As regulators demand that banks keep closer tabs on their relationships with "critical" vendors, bank executives are struggling with a basic question: What is a critical vendor?
The major bank regulators, including the Office of the Comptroller of the Currency, the Consumer Financial Protection Bureau, the Federal Deposit Insurance Corp. and the Federal Reserve have all issued updated rules in recent months that require banks to step up their oversight of third-party vendors deemed crucial to their operations. Banks need to risk-score such vendors, conduct on-site visits, monitor them, and be extremely thorough in drafting contracts and service level agreements.
"[Critical activity] is a popular topic right now," says John Eckert, director of operational risk and core policy at the OCC, who spoke in a recent American Banker webcast.
The OCC's guidance defines critical activities as significant bank functions or shared services, such as internal audit and information technology, and activities that could cause a bank to face risk if the third party fails to meet expectations, that could adversely impact bank customers, or that could damage bank operations if the bank has to find another vendor or bring the function.
The OCC guidance also states that a bank's board and management have to determine which of the bank's third party relationships involve critical activities.
Deciding which vendors fall into the critical category is the first step to meeting all of the regulators' stiff new rules.
"If you had asked me In 1998, when I was involved with vendor management [rule] rewrites [at the Treasury Department], what do we mean by criticality, I would have said any computer system or technology that could cause disruption to your customer service beyond a reasonable recovery time objective, and anything that jeopardizes customer information or the security of that customer information," says
Paul Reymann, partner, McGovern Smith Advisors in Washington, D.C. "Today, it's a much broader focus."
Today, the definition of critical has expanded to include anything that might affect a loan, an ability to meet a consumer law, the bank's brand or reputation, or its ability to defend itself against cyberattacks, to name just a few.
Regulators have not pinned down exactly what a critical vendor is, saying it depends on the bank and its business mission. Instead, they have left it to bank directors and executives to determine which vendors are critical — no small exercise given that a bank, depending on its size, can work with dozens, hundreds or even thousands of third-party vendors.

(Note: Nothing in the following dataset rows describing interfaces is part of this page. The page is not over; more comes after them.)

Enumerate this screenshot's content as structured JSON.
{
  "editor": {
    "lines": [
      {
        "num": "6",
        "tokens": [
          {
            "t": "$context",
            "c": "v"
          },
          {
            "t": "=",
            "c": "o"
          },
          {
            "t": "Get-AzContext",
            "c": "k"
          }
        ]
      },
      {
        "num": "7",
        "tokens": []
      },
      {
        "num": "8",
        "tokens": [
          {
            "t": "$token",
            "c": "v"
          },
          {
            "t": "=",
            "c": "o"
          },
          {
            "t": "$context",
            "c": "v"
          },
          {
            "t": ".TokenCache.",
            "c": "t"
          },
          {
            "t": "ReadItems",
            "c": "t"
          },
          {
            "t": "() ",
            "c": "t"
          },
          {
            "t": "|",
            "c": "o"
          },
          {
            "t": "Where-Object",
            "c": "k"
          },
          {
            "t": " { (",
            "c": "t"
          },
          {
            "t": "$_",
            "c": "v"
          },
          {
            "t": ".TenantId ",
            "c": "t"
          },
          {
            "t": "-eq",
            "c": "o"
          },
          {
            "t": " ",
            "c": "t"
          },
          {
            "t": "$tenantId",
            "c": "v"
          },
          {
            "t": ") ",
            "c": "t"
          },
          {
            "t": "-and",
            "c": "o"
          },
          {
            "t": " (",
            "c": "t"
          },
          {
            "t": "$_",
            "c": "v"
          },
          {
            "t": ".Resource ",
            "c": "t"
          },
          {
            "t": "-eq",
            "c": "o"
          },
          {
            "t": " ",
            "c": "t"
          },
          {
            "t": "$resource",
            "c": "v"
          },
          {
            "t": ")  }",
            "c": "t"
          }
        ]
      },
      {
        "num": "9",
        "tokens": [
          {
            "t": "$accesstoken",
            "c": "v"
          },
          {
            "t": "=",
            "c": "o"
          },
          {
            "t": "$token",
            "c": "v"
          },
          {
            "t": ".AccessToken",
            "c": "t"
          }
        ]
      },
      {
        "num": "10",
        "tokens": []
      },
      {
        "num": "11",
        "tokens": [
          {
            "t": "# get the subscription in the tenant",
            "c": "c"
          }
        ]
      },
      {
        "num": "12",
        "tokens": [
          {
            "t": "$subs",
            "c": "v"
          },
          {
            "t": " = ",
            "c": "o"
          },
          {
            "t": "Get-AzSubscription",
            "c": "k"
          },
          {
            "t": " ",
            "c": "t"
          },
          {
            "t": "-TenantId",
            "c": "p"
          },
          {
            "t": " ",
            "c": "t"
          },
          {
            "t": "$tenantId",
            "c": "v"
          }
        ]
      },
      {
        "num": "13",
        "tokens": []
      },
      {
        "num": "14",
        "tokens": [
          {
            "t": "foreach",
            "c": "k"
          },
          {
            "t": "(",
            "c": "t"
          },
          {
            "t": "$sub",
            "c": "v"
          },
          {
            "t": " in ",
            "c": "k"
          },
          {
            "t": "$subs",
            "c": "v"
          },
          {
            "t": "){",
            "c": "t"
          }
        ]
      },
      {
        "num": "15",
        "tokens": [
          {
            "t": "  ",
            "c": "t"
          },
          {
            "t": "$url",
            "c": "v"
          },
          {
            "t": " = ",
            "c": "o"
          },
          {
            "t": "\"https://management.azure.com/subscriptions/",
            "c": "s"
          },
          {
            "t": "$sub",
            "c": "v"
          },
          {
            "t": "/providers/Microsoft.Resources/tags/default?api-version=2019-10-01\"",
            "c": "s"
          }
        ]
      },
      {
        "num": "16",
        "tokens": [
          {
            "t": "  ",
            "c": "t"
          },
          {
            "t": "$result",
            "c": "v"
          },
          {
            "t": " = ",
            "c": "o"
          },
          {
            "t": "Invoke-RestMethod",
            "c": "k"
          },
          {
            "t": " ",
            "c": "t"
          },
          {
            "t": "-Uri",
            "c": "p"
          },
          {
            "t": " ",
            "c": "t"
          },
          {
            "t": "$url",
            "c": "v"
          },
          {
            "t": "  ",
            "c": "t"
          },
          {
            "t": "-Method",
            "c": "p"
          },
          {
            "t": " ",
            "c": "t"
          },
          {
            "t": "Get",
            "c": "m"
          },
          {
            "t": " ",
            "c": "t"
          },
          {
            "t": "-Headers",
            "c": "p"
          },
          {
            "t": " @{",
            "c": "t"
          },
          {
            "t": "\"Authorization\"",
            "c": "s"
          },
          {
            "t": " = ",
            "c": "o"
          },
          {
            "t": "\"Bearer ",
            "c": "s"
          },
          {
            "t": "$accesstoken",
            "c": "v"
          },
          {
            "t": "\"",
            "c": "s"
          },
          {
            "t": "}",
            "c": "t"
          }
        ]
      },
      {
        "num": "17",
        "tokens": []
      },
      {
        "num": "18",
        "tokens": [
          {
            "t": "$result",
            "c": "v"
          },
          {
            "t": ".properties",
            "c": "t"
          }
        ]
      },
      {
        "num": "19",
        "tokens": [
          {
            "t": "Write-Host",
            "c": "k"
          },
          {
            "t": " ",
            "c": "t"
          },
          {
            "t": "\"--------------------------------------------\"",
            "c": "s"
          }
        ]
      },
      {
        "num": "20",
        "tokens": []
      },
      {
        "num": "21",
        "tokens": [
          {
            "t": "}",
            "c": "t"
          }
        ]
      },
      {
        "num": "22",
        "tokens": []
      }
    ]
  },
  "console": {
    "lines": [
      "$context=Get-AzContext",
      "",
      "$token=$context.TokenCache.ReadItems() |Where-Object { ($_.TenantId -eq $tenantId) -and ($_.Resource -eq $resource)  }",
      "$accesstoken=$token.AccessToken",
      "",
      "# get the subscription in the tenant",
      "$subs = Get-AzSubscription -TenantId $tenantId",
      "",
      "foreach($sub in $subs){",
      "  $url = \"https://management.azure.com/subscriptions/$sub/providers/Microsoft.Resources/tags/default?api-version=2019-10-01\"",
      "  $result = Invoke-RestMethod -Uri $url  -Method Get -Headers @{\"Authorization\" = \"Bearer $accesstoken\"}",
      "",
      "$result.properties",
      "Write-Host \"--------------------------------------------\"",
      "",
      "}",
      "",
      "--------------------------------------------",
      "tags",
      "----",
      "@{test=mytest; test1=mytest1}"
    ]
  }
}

"We have more than 22,000 active relationships," points out Felipe Prestamo, senior vice president and head of U.S. compliance services at TD Bank, who also spoke in the webcast. "Not all 22,000 are going to go to the board, not all 22,000 are going to receive the same level of attention from the risk control function. We need an intelligent process to stratify that population and focus on the ones that deserve that focus."
Obviously, core banking vendors fit the description of "critical," but beyond that it's open to interpretation.
For instance, the vendor that opened Target's point-of-sale network to a massive data breach over the winter holidays provided heating and air conditioning, surely not a service that anyone would have labeled "critical" two years ago.
Trustwave, the PCI compliance provider that gave Target's network a clean bill of health shortly before the breach, could also, in hindsight, be considered a critical vendor.
Yet before the breach and before the new rules, Trustwave, which also works with banks, would not have been subject to closer scrutiny and oversight, says Reymann. "Trustwave's reputation is impeccable. After the fact, people could be critical about that, but a prudent person hiring Trustwave would not have thought they have to go audit Trustwave."
Loan disclosure software could be considered critical. "If they don't do that right, they'll be in court with some kind of UDAP [Unfair and Deceptive Acts and Practices laws] violation or other enforcement action from the regulators or CFPB," Reymann says. "I would not have thought a while back that vendors that help with statements or disclosures would be critical, but they are."
Reymann points to a number of "sleeper risks" of which banks need to be aware.
One is reputation risk, which could suffer if a vendor — say a card processor or a firm that stores sensitive data — mismanages information or is the victim of a data breach. There's also consumer protection risk; some of the OCC's consent orders have forced banks to pay fines for identity protection and debt collection programs that were mismanaged by third parties. Other areas where banks need to closely monitor vendor relationships include legal and compliance, information security, and offshoring.
"If you're found lacking in certain controls and you're doing offshore activity, your risk is multiplied," Reymann says. "If I'm seeing control weaknesses in your vendor management program and you're doing offshore, I'm going to be looking closely at how you're managing the offshore relationships as a result."
Attorney Chip MacDonald sees critical vendors as any provider that could affect the business and might attract regulatory scrutiny. This could include vendors that touch customer-facing products and services and internal services needed to manage an institution, says MacDonald, who is partner at Jones Day in Atlanta.
The degree of scrutiny would depend on the importance of the customer segment served by the vendor and the bank's revenues and profits from that business, including the risk of loss in the event of a service interruption, MacDonald says.
Banks can also expect heightened scrutiny around vendors' access to the bank's electronic systems or networks, protection of sensitive data and maintenance of anti-money-laundering and Bank Secrecy Act programs, MacDonald says.
This is the first in a series of articles about how banks are coping with the heightened scrutiny of their relationships with vendors.